### TASK BRIEF
The lines below should be written out again in full, exactly as they are.

──────── AVAILABLE RECORDS ────────

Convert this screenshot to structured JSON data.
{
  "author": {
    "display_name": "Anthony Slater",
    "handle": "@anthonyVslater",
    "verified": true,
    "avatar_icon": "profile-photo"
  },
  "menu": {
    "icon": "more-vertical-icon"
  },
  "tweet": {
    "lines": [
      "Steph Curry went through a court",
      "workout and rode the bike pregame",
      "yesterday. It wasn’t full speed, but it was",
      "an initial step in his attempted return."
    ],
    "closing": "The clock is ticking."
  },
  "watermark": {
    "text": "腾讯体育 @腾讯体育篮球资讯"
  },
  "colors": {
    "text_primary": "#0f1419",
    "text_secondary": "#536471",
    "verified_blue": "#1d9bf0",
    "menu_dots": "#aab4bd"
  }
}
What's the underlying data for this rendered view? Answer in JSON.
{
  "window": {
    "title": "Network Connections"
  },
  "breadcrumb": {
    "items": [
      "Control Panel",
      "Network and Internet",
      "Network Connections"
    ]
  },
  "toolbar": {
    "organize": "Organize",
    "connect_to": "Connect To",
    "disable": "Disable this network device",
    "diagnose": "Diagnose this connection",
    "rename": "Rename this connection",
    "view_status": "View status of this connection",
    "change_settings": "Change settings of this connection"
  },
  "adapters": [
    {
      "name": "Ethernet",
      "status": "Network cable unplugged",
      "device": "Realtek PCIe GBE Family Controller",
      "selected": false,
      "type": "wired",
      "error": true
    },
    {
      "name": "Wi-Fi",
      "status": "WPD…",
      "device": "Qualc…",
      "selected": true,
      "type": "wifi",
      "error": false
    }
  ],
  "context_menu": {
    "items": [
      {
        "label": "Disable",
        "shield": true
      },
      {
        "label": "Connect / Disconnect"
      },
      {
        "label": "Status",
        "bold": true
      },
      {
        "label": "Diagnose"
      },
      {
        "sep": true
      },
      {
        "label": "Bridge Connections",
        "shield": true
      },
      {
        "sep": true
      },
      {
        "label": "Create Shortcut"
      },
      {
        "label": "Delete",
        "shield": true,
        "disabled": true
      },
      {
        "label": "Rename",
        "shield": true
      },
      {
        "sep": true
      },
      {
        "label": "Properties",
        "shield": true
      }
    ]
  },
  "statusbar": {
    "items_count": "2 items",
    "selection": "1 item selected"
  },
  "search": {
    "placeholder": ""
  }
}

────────

### WRITTEN ANSWER
Convert this screenshot to structured JSON data.
{
  "author": {
    "display_name": "Anthony Slater",
    "handle": "@anthonyVslater",
    "verified": true,
    "avatar_icon": "profile-photo"
  },
  "menu": {
    "icon": "more-vertical-icon"
  },
  "tweet": {
    "lines": [
      "Steph Curry went through a court",
      "workout and rode the bike pregame",
      "yesterday. It wasn’t full speed, but it was",
      "an initial step in his attempted return."
    ],
    "closing": "The clock is ticking."
  },
  "watermark": {
    "text": "腾讯体育 @腾讯体育篮球资讯"
  },
  "colors": {
    "text_primary": "#0f1419",
    "text_secondary": "#536471",
    "verified_blue": "#1d9bf0",
    "menu_dots": "#aab4bd"
  }
}
What's the underlying data for this rendered view? Answer in JSON.
{
  "window": {
    "title": "Network Connections"
  },
  "breadcrumb": {
    "items": [
      "Control Panel",
      "Network and Internet",
      "Network Connections"
    ]
  },
  "toolbar": {
    "organize": "Organize",
    "connect_to": "Connect To",
    "disable": "Disable this network device",
    "diagnose": "Diagnose this connection",
    "rename": "Rename this connection",
    "view_status": "View status of this connection",
    "change_settings": "Change settings of this connection"
  },
  "adapters": [
    {
      "name": "Ethernet",
      "status": "Network cable unplugged",
      "device": "Realtek PCIe GBE Family Controller",
      "selected": false,
      "type": "wired",
      "error": true
    },
    {
      "name": "Wi-Fi",
      "status": "WPD…",
      "device": "Qualc…",
      "selected": true,
      "type": "wifi",
      "error": false
    }
  ],
  "context_menu": {
    "items": [
      {
        "label": "Disable",
        "shield": true
      },
      {
        "label": "Connect / Disconnect"
      },
      {
        "label": "Status",
        "bold": true
      },
      {
        "label": "Diagnose"
      },
      {
        "sep": true
      },
      {
        "label": "Bridge Connections",
        "shield": true
      },
      {
        "sep": true
      },
      {
        "label": "Create Shortcut"
      },
      {
        "label": "Delete",
        "shield": true,
        "disabled": true
      },
      {
        "label": "Rename",
        "shield": true
      },
      {
        "sep": true
      },
      {
        "label": "Properties",
        "shield": true
      }
    ]
  },
  "statusbar": {
    "items_count": "2 items",
    "selection": "1 item selected"
  },
  "search": {
    "placeholder": ""
  }
}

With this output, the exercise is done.